Global Plastics Industry Picks Up Marine Litter Reduction Efforts
As millions of Americans head to the beach this summer in search of sun, surf, and seafood, a coalition of 60 international associations is working to reduce the chance that they find something else: plastic marine litter.
No one goes to the beach longing to wiggle their toes in discarded plastic.
To reduce the likelihood that beachgoers and marine wildlife will encounter plastic where they expect to find clean water and sand, a coalition of dozens of plastics industry associations around the world has been working to combat plastic marine litter. Its latest progress report has good news.
The report, released last week, shows a 90 percent increase in the number of anti-litter marine projects and pilot programs generated by plastics industry associations worldwide. The marked progress is largely in response to the Declaration of the Global Plastics Associations for Solutions on Marine Litter, originally signed by 47 industry organizations in March 2011 at the Fifth International Marine Debris Conference.
“It’s a complex problem, one that governments, industry NGOs, and others need to work together to help solve,” said Keith Christman, managing director of the Plastics Division of the American Chemistry Council (ACC). “And it’s a problem that crosses international borders. As we see more nations expanding their use of plastic products, there is potential for more waste and litter.”
Marine debris includes human-manufactured materials ranging from glass to abandoned fishing gear, much of which sinks and causes environmental harm to fish, habitats, and water quality. But according to the U.S. Environmental Protection Agency, plastics and plastic pellets make up 60 percent to 80 percent of litter found floating on top or just below ocean surfaces worldwide.
Reducing those figures will require a six-pronged approach outlined in the declaration, as well as a steady, sincere commitment, say industry leaders. The new report shows that declaration signatories have responded by developing, sponsoring, or completing 185 programs and pilots in six focal areas: research, education, public policy, sharing best practices, plastics recycling and recovery, and containment of plastic resin pellets.
“Across the globe and in a remarkably short amount of time, we’ve seen a ramp up of programs that address marine debris,” Karl Foerster, executive director of PlasticsEurope, said in a statement. “Cooperation between different stakeholders is crucial to tackle this very serious issue, and we believe [it] is the right path to follow.”
He and fellow signatories hope that other associations, especially those representing companies using plastics, will hear that the industry is working to reduce marine litter and want to pitch in. “We would love to work with them and create new partnerships,” ACC’s Christman said, noting that the list of signatories has grown from 47 to 60 in three years.
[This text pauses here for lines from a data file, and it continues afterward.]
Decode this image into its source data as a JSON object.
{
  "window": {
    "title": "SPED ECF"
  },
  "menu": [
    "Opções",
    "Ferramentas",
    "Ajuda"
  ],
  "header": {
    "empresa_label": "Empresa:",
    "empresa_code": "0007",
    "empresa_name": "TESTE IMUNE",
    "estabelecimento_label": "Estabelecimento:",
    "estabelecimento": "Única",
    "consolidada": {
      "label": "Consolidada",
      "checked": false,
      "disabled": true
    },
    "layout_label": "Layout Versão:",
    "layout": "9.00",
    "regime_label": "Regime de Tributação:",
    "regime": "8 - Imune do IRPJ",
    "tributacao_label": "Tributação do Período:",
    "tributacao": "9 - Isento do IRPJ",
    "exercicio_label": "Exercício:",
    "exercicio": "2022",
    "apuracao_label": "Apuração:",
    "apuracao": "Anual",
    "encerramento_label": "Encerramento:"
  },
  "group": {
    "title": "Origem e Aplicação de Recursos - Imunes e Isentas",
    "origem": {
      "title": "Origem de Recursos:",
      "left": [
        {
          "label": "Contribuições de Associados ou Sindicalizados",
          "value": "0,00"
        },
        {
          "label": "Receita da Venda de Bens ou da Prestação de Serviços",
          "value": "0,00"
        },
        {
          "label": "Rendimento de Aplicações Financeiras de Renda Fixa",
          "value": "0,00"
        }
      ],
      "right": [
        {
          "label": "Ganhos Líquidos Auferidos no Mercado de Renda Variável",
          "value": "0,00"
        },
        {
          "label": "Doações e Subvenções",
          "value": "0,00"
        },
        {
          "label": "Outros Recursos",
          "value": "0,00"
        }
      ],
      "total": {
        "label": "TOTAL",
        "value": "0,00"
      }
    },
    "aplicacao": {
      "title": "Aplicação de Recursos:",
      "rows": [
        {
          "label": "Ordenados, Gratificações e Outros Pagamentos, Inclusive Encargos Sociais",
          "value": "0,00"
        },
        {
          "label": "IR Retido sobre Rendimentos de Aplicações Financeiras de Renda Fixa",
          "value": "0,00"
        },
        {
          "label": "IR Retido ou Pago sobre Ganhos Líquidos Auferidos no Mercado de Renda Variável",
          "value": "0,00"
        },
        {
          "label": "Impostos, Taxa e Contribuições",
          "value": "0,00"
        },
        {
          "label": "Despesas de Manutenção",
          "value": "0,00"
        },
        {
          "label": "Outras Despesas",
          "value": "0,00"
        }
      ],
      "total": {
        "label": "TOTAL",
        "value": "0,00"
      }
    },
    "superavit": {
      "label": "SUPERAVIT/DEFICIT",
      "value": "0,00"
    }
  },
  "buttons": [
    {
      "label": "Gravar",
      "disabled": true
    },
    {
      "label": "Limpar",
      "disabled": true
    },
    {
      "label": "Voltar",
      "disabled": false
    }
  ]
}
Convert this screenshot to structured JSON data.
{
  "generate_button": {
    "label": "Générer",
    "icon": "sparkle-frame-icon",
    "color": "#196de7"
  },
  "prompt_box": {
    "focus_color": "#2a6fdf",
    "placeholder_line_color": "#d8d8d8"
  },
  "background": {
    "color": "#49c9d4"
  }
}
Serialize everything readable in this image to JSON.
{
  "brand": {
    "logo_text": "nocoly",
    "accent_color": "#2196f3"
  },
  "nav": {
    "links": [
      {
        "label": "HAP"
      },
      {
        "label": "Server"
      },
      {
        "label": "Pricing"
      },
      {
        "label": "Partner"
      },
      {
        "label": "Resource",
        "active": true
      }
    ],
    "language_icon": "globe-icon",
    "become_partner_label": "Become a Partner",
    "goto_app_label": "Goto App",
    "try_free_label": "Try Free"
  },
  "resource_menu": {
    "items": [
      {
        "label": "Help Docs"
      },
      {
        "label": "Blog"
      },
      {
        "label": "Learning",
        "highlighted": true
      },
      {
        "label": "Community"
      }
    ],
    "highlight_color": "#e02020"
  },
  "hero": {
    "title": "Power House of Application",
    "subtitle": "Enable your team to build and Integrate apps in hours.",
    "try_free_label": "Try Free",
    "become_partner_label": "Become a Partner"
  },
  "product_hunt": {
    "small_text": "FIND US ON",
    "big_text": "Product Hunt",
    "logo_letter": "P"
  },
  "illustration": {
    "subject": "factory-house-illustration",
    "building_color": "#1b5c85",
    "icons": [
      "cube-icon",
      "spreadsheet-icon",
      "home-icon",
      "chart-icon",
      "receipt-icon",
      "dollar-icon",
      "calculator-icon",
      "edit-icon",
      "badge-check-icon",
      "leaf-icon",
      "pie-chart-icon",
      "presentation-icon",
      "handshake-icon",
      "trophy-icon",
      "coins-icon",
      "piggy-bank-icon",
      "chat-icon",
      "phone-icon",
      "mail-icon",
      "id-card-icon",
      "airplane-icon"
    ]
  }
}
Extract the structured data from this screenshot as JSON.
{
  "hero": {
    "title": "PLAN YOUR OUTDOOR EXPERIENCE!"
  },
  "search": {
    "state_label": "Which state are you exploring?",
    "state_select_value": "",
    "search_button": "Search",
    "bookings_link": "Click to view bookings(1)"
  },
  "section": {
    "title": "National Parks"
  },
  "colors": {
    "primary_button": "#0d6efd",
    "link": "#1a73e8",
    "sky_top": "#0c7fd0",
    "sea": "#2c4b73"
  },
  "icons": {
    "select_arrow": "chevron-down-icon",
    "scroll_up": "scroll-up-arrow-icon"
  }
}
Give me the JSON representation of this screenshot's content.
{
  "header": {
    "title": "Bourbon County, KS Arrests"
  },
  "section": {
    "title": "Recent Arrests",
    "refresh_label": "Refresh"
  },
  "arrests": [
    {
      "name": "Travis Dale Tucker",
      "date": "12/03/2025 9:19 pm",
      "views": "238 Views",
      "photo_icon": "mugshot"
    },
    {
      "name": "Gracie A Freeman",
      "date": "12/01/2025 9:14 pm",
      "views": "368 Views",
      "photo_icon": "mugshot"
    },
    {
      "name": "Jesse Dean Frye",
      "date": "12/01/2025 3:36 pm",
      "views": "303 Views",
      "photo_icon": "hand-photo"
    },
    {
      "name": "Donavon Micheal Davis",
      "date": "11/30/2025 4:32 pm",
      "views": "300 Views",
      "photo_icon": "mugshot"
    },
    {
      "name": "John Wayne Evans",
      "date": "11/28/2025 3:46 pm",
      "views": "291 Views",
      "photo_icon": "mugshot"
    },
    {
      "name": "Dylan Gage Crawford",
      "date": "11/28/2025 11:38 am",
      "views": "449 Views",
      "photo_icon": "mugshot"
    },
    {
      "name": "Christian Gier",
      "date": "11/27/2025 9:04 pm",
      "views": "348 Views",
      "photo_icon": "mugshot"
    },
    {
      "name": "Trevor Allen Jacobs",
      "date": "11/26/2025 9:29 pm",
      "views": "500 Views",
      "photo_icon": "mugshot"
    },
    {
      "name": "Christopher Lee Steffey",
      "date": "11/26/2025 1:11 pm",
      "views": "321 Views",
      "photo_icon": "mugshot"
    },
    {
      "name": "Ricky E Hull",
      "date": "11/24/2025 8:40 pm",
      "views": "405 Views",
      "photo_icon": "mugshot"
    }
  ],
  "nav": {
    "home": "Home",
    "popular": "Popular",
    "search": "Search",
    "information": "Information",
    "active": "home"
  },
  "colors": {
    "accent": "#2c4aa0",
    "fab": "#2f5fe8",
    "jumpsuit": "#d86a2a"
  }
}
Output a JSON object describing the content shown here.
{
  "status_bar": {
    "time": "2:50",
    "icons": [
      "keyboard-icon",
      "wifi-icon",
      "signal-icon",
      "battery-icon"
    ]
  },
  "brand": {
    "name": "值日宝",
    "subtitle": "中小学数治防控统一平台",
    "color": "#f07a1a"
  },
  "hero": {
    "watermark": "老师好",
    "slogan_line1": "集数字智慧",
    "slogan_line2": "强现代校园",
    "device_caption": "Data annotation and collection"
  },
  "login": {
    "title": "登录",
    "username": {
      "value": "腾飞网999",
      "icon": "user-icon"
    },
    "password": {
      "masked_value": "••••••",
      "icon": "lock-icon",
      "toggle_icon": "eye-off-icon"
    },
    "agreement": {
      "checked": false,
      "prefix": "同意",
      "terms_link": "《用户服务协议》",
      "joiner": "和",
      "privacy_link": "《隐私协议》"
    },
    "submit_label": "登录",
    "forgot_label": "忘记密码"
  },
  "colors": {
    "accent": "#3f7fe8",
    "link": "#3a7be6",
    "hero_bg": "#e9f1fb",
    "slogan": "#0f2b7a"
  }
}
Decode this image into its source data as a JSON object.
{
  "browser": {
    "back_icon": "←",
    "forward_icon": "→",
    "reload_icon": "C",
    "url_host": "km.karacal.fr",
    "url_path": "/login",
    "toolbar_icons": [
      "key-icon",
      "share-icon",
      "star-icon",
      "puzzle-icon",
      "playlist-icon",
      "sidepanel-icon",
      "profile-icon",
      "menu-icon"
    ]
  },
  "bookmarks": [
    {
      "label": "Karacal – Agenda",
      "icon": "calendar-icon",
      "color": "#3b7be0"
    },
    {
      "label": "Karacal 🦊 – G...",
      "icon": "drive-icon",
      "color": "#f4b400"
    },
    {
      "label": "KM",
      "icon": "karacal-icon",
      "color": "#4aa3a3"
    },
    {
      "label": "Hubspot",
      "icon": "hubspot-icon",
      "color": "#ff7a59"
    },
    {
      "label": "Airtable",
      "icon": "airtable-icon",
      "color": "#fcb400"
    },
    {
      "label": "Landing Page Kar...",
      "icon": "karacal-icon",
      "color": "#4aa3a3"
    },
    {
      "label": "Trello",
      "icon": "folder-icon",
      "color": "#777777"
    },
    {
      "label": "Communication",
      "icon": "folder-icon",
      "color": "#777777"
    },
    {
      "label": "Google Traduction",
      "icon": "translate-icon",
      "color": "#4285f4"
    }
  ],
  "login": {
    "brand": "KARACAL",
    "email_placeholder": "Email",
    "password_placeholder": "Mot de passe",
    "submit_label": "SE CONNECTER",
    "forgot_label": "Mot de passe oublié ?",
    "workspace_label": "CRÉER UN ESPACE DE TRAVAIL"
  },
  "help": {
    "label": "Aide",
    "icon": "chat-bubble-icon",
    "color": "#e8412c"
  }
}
Among the projects highlighted in the report are an app about plastics recycling, a Clean Communities Competition in Baltimore, and an “I want to be recycled” plastic bottle campaign by Keep America Beautiful and the Ad Council. Also on the list is this Gangnam-style celebrity public service announcement that humorously hassles concert musicians about using confetti:
Where does changing individual behavior fall into the solution? The industry and its partners are still figuring out what works.
Ironically, research by Keep America Beautiful has found that “people’s perspective of the biodegradability of a product actually increases their likelihood to litter,” said Christman. “Convenience of recycling bins and the availability of trash receptacles also impact littering rates.”
He noted that ACC’s project with Keep California Beautiful and California state parks to put 700 recycling bins on beaches is one pilot approach to reclaim waste plastic, a move that other coastal states are pondering or trying.
The industry faces complications with biodegradability, too: Many products developed for biodegradability don’t degrade in a marine environment. “A lot of research and innovation are going on there, but it’s going to take a more comprehensive approach—there are no silver bullets,” Christman said.